Thanks to the WILTY team (Eleanor Johnston, Becky McClen, Christine Stevenson, Sharon Potter & James Fawcett) for sending me photos of all their prototype materials!
Aim: To identify correctly as many academic words or phrases as possible.
Split into (up to 6) teams.
Would have a bank of terms / phrases as questions – with 3 “definitions” to read out. One correct, one plausible but incorrect, and one completely and obviously incorrect.
- Each team takes a set of numbered cards
- The teams take turns in reading out 3 possible definitions
- Once a team has read out the 3 definitions of a term, the other teams have to select the “true” one.
- 1 point awarded to each team that selects the correct definition.
- The next team then reads out their definitions.
- Continue until all terms have been read out and no cards remain.
- The team with the most points wins.
Potential list of terms:
Being “critical” at University
Peer review is…

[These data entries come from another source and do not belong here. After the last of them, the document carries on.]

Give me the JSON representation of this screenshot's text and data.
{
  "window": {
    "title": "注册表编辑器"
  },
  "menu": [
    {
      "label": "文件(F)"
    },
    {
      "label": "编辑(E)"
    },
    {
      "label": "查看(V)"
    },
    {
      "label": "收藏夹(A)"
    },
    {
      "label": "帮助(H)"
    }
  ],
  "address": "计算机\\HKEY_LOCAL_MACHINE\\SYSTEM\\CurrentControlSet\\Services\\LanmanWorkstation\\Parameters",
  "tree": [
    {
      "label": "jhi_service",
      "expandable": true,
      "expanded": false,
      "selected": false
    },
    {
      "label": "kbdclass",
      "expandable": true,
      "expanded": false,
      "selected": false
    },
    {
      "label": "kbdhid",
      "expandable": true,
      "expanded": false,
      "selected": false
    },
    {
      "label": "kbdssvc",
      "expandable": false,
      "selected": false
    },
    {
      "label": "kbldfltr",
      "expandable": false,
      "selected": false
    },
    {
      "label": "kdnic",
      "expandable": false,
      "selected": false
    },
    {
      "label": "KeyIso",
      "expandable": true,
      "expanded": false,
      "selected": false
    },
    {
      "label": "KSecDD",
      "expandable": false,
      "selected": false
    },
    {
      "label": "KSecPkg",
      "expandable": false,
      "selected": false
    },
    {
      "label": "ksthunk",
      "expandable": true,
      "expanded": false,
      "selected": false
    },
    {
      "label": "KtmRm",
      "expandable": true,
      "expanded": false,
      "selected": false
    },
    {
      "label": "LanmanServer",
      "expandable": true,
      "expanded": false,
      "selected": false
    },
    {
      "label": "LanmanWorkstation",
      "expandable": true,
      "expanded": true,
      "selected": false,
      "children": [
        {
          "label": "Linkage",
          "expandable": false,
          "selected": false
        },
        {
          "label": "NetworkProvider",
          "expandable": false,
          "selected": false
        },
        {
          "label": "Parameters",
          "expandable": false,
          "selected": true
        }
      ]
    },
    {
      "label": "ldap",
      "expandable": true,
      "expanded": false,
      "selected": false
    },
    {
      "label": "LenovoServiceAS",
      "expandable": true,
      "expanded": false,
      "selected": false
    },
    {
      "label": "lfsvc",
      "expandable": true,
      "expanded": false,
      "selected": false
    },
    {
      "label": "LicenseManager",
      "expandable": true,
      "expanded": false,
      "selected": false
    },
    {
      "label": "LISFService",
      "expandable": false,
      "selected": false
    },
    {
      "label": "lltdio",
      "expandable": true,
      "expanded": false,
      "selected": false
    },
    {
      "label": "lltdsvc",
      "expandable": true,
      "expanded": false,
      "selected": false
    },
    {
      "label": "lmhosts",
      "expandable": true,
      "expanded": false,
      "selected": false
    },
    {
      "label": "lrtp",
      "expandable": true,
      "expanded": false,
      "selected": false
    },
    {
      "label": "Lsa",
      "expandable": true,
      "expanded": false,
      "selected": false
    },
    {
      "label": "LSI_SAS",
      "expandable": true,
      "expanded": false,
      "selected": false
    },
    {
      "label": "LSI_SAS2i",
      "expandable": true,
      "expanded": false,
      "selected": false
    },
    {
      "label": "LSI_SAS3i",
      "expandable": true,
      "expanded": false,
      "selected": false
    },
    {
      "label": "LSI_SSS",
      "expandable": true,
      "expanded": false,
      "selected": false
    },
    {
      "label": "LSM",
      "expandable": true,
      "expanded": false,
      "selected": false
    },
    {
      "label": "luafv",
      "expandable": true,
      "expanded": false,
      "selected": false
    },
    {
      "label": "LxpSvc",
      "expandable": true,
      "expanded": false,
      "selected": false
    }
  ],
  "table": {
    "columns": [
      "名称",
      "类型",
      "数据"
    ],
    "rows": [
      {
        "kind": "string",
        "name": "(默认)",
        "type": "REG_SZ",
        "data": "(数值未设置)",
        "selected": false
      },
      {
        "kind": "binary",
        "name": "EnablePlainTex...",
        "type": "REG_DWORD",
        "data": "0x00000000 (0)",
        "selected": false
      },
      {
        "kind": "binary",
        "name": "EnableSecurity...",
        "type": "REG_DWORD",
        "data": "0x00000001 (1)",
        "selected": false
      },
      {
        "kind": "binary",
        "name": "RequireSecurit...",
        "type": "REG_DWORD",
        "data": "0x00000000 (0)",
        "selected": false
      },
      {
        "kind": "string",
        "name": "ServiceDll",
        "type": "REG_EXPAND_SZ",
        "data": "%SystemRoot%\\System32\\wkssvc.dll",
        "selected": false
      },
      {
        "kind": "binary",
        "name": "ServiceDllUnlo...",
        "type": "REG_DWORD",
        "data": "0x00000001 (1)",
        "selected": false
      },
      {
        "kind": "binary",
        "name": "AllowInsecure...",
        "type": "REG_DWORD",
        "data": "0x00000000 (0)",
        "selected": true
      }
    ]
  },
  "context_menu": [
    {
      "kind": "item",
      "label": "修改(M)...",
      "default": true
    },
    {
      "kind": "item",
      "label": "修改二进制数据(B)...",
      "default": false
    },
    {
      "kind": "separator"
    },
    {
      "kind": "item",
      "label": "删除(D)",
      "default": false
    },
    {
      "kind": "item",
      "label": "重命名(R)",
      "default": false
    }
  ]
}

Evaluation of scientific, academic or professional work by a community of experts working in the same field
Evaluation of scientific, academic or professional work by a class of students all of whom are working on the same module.
Looking at the same chapter until your eyes water. (I might suggest: Evaluation of scientific, academic or professional work while at a British seaside resort.)
An academic journal is…
Somewhere you keep your important university dates, available on the VLE.
A collection of short articles to entertain the reader or promote a particular viewpoint.
A collection of research articles written by experts, normally published several times a year.
Being critical at university is…
Finding fault in what you have read.
Questioning what you read and not necessarily agreeing with it just because you have read it.
Dissing your friends haircut on the University Facebook page.
A Reference List is…
A list of people you put on your job application form.
All the sources listed on your module reading guide.
All the sources you have included in the text of your assignment.
Presenting someone else’s work, in whole or part, as your own.
Presenting some else’s work, either directly quoting or paraphrasing, with a reference.
The scientific study of beaches in France.
A free internet based encyclopaedia that is created and maintained by anyone who wishes to do so.
A free internet based encyclopaedia that is created and maintained primarily by experts in relevant subject areas.
The most authoritative and up to date source of information on the internet. (May change this to … “The best place to get information for your assignments” – or is this too close to the bone?)